HERE is a sobering statistic for Saints fans to consider.

Though this season has undoubtedly been a success – the club could finish six places higher in one of the best leagues in the world than they did last season – it is sometimes worth scratching beneath the surface of the Premier League table.

Saints take on Champions League chasing Everton at St Mary’s tomorrow, and recent history suggests they will struggle to win.

That is because Saints have played 16 games against the clubs currently in the top ten with them this season, and have won just twice.

The most eye-catching of those was the early season success at Anfield against a Liverpool side minus Luis Suarez through suspension but now favourites to win their first top flight title since 1990.

Saints’ only other success against a top ten team was the 4-0 thrashing of Alan Pardew’s Newcastle at the end of last month.

In those 16 games, Mauricio Pochettino has seen his side collect just 12 points.

Sunderland, Norwich, West Bromwich Albion and Stoke all have better records against top 10 teams than Saints do.

Saints obviously have a far better record against teams in the bottom half of the table, but if they harbour ambitions of rising higher – and they unquestionably do – then at some point they need to beat more of the teams above them.

Here is another sobering statistic.

Everton arrive at St Mary’s only three places higher than Saints, but 20 points ahead of them.

Saints are therefore closer to the relegation zone – 19 points clear of third bottom Cardiff – than they are to qualifying for the Europa League in fifth place.

Despite all their improvements this term – more points, more goals scored, less goals conceded, winning plaudits for their use of young English talent – the stark reality is there in the league table for all to see.

Saints have so far spent over £60m on new players following their promotion back to the Premier League.

Their signings have so far been a mixed bag, but that spending spree has helped them reach the top eight.

As you can see from the table, though, the next jump up is far harder to make than leaping from 14th (Saints’ finish last term) to eighth or even ninth.

Everton will roll up tomorrow boasting the second best defensive record in the Premier League, with just 34 goals conceded.

Saints, for their part, have only scored one goal in 256 minutes since the luckless Jay Rodriguez suffered his horror knee injury at Manchester City earlier this month.

And that goal was a Rickie Lambert penalty.

Despite enjoying over 67 per cent of the possession against Cardiff and Aston Villa in the past two games, Saints have fired blanks.

Keeping the ball has not been a problem for Saints – with an average 58.7 per cent possession rate, no Premier League side has kept it longer.

That is a plus point, but do Saints have the personnel to really hurt teams if one or two of their more creative players are out injured?

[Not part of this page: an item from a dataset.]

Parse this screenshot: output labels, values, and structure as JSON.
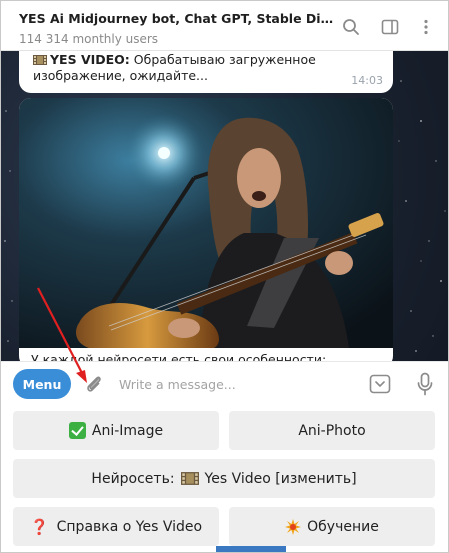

A third blank in a row tomorrow could see Saints slip even further adrift of where they want to be.

It would further underline the need for more investment in the squad this summer ... if Saints are to show that this season and a potential eighth place finish is not as good as it gets.